Task: Lines in the data below that contain the word "élément" are to be copied.

Records from a dataset
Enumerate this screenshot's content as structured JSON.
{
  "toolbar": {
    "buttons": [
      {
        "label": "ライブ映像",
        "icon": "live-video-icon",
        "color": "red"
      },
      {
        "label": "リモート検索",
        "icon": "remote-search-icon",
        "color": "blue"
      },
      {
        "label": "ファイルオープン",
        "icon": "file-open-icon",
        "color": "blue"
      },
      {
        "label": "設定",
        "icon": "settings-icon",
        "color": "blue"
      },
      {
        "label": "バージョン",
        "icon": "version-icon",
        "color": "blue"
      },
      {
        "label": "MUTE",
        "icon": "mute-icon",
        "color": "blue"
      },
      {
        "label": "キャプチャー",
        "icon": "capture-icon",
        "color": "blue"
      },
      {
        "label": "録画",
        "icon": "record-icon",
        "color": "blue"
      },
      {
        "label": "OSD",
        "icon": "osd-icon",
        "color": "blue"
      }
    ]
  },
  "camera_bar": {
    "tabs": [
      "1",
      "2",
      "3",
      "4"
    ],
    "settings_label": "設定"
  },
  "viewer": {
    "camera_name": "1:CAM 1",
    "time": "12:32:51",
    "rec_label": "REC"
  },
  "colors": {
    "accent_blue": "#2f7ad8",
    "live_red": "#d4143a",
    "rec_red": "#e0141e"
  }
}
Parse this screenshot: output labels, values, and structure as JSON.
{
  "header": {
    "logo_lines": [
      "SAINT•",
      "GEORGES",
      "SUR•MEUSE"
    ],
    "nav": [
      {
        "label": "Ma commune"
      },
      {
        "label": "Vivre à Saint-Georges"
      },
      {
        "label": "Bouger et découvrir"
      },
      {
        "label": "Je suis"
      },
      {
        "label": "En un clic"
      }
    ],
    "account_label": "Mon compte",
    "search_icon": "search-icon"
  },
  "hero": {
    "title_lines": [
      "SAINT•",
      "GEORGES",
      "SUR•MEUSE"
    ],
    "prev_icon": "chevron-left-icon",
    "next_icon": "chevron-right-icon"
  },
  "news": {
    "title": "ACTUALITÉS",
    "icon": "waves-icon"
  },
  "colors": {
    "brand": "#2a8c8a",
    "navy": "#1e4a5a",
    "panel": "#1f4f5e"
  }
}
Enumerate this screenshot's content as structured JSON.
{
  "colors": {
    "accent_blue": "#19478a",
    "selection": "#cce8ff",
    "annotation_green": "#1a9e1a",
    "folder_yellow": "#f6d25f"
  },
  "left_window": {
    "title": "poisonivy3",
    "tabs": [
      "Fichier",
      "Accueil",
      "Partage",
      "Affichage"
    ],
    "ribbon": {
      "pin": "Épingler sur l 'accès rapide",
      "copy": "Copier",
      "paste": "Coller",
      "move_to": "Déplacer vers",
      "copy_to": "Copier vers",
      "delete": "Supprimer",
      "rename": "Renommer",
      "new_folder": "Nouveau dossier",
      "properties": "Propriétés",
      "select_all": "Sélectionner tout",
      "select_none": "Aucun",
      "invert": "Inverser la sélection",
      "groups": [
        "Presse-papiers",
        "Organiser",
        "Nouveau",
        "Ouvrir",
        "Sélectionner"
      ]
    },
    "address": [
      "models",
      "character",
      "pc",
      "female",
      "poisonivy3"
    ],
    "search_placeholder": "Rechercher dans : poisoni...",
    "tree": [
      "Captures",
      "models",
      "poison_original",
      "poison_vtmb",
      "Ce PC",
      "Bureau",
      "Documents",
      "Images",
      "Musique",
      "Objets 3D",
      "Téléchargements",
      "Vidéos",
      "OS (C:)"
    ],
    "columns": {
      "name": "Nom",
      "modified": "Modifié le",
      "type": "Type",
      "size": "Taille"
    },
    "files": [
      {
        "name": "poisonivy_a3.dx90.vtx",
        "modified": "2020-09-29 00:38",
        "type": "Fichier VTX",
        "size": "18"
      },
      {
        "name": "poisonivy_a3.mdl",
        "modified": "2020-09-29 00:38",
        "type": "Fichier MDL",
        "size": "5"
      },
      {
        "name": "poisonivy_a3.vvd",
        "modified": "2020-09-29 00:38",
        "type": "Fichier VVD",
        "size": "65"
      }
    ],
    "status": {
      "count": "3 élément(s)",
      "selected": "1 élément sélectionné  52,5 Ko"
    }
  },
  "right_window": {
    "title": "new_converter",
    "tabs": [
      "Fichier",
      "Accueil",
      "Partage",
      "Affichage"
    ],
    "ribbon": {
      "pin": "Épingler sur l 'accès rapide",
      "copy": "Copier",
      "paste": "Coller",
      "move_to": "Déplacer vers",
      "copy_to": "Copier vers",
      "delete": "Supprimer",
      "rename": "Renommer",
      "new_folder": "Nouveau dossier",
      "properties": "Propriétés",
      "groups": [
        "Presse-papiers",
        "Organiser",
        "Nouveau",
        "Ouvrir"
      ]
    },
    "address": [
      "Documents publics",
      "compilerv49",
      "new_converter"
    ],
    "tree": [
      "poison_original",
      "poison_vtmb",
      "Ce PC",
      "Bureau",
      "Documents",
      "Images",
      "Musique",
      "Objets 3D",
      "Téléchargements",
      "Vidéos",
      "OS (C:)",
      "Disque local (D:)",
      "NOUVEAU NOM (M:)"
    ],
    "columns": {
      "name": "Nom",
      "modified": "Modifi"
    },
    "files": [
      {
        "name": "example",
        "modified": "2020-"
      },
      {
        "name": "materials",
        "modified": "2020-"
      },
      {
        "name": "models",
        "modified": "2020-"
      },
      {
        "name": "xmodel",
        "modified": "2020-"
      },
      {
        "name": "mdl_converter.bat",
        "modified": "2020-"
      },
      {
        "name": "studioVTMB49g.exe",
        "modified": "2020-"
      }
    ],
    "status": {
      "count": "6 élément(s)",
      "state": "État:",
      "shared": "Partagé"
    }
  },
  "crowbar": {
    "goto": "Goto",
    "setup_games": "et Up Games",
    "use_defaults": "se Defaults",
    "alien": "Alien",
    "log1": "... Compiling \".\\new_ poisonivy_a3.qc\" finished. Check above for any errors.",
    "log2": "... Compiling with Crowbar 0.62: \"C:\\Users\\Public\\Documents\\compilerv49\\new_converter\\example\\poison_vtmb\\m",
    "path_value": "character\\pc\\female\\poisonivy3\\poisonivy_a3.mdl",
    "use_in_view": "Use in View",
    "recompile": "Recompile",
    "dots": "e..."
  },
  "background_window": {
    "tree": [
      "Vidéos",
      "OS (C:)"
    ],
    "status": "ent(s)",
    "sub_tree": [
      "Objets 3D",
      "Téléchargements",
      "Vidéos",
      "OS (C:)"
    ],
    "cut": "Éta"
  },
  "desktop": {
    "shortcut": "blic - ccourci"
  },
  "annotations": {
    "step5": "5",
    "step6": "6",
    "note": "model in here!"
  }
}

Result for this task:
      "count": "3 élément(s)",
      "selected": "1 élément sélectionné  52,5 Ko"
      "count": "6 élément(s)",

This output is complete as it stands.